━━ Input material

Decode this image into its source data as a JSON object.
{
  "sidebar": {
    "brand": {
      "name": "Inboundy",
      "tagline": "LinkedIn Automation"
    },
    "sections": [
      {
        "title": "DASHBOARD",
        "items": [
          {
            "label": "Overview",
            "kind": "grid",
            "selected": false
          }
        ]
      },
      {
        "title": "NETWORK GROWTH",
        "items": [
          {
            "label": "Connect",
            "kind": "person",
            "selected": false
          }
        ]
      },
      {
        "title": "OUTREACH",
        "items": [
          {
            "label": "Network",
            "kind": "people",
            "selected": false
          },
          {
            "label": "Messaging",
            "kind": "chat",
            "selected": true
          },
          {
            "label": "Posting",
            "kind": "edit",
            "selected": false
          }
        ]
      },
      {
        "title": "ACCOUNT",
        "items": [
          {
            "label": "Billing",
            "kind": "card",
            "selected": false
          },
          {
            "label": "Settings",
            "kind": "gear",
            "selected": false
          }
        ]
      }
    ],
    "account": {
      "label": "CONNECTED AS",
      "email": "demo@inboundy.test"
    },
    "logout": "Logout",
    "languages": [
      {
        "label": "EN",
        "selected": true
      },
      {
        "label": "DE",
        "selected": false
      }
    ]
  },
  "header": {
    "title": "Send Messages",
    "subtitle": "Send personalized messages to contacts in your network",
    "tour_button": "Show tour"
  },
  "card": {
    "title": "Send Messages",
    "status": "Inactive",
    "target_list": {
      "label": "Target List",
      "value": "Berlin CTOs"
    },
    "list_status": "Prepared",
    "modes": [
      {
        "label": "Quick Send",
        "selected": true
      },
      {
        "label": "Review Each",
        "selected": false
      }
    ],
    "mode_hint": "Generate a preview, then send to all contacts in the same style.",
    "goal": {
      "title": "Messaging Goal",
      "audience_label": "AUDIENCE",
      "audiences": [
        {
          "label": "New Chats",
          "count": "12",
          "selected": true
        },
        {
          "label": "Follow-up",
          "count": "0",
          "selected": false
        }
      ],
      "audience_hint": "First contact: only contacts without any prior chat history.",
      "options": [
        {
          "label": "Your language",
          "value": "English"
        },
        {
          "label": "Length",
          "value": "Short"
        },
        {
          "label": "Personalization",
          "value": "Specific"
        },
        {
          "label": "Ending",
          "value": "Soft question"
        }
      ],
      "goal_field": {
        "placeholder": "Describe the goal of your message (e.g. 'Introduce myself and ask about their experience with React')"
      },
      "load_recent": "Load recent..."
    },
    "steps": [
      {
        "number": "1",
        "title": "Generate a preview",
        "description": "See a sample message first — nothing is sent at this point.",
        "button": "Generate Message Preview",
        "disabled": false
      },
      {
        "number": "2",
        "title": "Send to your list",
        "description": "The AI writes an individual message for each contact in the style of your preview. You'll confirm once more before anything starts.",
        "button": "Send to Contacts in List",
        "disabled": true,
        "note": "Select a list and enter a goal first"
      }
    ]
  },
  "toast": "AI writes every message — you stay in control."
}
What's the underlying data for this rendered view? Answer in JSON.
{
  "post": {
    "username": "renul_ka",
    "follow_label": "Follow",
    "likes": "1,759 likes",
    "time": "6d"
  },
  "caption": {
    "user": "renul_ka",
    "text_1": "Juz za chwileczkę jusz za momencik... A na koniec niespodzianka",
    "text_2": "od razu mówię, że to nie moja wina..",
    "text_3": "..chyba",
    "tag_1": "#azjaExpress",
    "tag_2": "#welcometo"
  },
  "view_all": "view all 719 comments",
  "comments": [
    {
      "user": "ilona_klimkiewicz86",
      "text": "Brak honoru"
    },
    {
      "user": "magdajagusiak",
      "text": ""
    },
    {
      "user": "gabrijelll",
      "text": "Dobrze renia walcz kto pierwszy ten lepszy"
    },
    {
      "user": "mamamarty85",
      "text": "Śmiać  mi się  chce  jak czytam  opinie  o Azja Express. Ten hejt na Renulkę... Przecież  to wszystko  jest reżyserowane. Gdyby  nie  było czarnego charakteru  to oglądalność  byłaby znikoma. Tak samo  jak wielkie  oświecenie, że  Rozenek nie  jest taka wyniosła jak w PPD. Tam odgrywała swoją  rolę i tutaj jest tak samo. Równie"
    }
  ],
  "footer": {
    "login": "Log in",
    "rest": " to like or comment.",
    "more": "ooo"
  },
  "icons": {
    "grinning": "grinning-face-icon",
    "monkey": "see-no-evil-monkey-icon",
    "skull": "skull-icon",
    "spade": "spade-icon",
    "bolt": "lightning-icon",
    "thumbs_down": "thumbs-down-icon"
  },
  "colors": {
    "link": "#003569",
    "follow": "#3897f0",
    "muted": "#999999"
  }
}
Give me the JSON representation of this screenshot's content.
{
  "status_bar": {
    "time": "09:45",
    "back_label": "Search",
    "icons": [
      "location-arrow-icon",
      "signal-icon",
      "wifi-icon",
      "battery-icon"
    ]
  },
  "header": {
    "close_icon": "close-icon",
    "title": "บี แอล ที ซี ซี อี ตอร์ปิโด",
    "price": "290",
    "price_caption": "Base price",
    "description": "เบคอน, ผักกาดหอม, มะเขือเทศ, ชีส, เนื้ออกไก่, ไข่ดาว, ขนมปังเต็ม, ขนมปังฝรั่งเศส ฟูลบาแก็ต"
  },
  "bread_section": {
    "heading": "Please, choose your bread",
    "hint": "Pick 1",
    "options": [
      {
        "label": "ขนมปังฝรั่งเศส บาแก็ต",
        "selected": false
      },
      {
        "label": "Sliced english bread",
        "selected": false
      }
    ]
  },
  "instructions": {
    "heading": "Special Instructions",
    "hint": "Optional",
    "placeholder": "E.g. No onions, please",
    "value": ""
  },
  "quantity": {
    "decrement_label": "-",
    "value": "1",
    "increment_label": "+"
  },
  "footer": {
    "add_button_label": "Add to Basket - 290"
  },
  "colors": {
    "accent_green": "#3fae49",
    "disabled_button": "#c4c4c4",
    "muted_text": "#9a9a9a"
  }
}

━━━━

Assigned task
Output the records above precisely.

Response area
Decode this image into its source data as a JSON object.
{
  "sidebar": {
    "brand": {
      "name": "Inboundy",
      "tagline": "LinkedIn Automation"
    },
    "sections": [
      {
        "title": "DASHBOARD",
        "items": [
          {
            "label": "Overview",
            "kind": "grid",
            "selected": false
          }
        ]
      },
      {
        "title": "NETWORK GROWTH",
        "items": [
          {
            "label": "Connect",
            "kind": "person",
            "selected": false
          }
        ]
      },
      {
        "title": "OUTREACH",
        "items": [
          {
            "label": "Network",
            "kind": "people",
            "selected": false
          },
          {
            "label": "Messaging",
            "kind": "chat",
            "selected": true
          },
          {
            "label": "Posting",
            "kind": "edit",
            "selected": false
          }
        ]
      },
      {
        "title": "ACCOUNT",
        "items": [
          {
            "label": "Billing",
            "kind": "card",
            "selected": false
          },
          {
            "label": "Settings",
            "kind": "gear",
            "selected": false
          }
        ]
      }
    ],
    "account": {
      "label": "CONNECTED AS",
      "email": "demo@inboundy.test"
    },
    "logout": "Logout",
    "languages": [
      {
        "label": "EN",
        "selected": true
      },
      {
        "label": "DE",
        "selected": false
      }
    ]
  },
  "header": {
    "title": "Send Messages",
    "subtitle": "Send personalized messages to contacts in your network",
    "tour_button": "Show tour"
  },
  "card": {
    "title": "Send Messages",
    "status": "Inactive",
    "target_list": {
      "label": "Target List",
      "value": "Berlin CTOs"
    },
    "list_status": "Prepared",
    "modes": [
      {
        "label": "Quick Send",
        "selected": true
      },
      {
        "label": "Review Each",
        "selected": false
      }
    ],
    "mode_hint": "Generate a preview, then send to all contacts in the same style.",
    "goal": {
      "title": "Messaging Goal",
      "audience_label": "AUDIENCE",
      "audiences": [
        {
          "label": "New Chats",
          "count": "12",
          "selected": true
        },
        {
          "label": "Follow-up",
          "count": "0",
          "selected": false
        }
      ],
      "audience_hint": "First contact: only contacts without any prior chat history.",
      "options": [
        {
          "label": "Your language",
          "value": "English"
        },
        {
          "label": "Length",
          "value": "Short"
        },
        {
          "label": "Personalization",
          "value": "Specific"
        },
        {
          "label": "Ending",
          "value": "Soft question"
        }
      ],
      "goal_field": {
        "placeholder": "Describe the goal of your message (e.g. 'Introduce myself and ask about their experience with React')"
      },
      "load_recent": "Load recent..."
    },
    "steps": [
      {
        "number": "1",
        "title": "Generate a preview",
        "description": "See a sample message first — nothing is sent at this point.",
        "button": "Generate Message Preview",
        "disabled": false
      },
      {
        "number": "2",
        "title": "Send to your list",
        "description": "The AI writes an individual message for each contact in the style of your preview. You'll confirm once more before anything starts.",
        "button": "Send to Contacts in List",
        "disabled": true,
        "note": "Select a list and enter a goal first"
      }
    ]
  },
  "toast": "AI writes every message — you stay in control."
}
What's the underlying data for this rendered view? Answer in JSON.
{
  "post": {
    "username": "renul_ka",
    "follow_label": "Follow",
    "likes": "1,759 likes",
    "time": "6d"
  },
  "caption": {
    "user": "renul_ka",
    "text_1": "Juz za chwileczkę jusz za momencik... A na koniec niespodzianka",
    "text_2": "od razu mówię, że to nie moja wina..",
    "text_3": "..chyba",
    "tag_1": "#azjaExpress",
    "tag_2": "#welcometo"
  },
  "view_all": "view all 719 comments",
  "comments": [
    {
      "user": "ilona_klimkiewicz86",
      "text": "Brak honoru"
    },
    {
      "user": "magdajagusiak",
      "text": ""
    },
    {
      "user": "gabrijelll",
      "text": "Dobrze renia walcz kto pierwszy ten lepszy"
    },
    {
      "user": "mamamarty85",
      "text": "Śmiać  mi się  chce  jak czytam  opinie  o Azja Express. Ten hejt na Renulkę... Przecież  to wszystko  jest reżyserowane. Gdyby  nie  było czarnego charakteru  to oglądalność  byłaby znikoma. Tak samo  jak wielkie  oświecenie, że  Rozenek nie  jest taka wyniosła jak w PPD. Tam odgrywała swoją  rolę i tutaj jest tak samo. Równie"
    }
  ],
  "footer": {
    "login": "Log in",
    "rest": " to like or comment.",
    "more": "ooo"
  },
  "icons": {
    "grinning": "grinning-face-icon",
    "monkey": "see-no-evil-monkey-icon",
    "skull": "skull-icon",
    "spade": "spade-icon",
    "bolt": "lightning-icon",
    "thumbs_down": "thumbs-down-icon"
  },
  "colors": {
    "link": "#003569",
    "follow": "#3897f0",
    "muted": "#999999"
  }
}
Give me the JSON representation of this screenshot's content.
{
  "status_bar": {
    "time": "09:45",
    "back_label": "Search",
    "icons": [
      "location-arrow-icon",
      "signal-icon",
      "wifi-icon",
      "battery-icon"
    ]
  },
  "header": {
    "close_icon": "close-icon",
    "title": "บี แอล ที ซี ซี อี ตอร์ปิโด",
    "price": "290",
    "price_caption": "Base price",
    "description": "เบคอน, ผักกาดหอม, มะเขือเทศ, ชีส, เนื้ออกไก่, ไข่ดาว, ขนมปังเต็ม, ขนมปังฝรั่งเศส ฟูลบาแก็ต"
  },
  "bread_section": {
    "heading": "Please, choose your bread",
    "hint": "Pick 1",
    "options": [
      {
        "label": "ขนมปังฝรั่งเศส บาแก็ต",
        "selected": false
      },
      {
        "label": "Sliced english bread",
        "selected": false
      }
    ]
  },
  "instructions": {
    "heading": "Special Instructions",
    "hint": "Optional",
    "placeholder": "E.g. No onions, please",
    "value": ""
  },
  "quantity": {
    "decrement_label": "-",
    "value": "1",
    "increment_label": "+"
  },
  "footer": {
    "add_button_label": "Add to Basket - 290"
  },
  "colors": {
    "accent_green": "#3fae49",
    "disabled_button": "#c4c4c4",
    "muted_text": "#9a9a9a"
  }
}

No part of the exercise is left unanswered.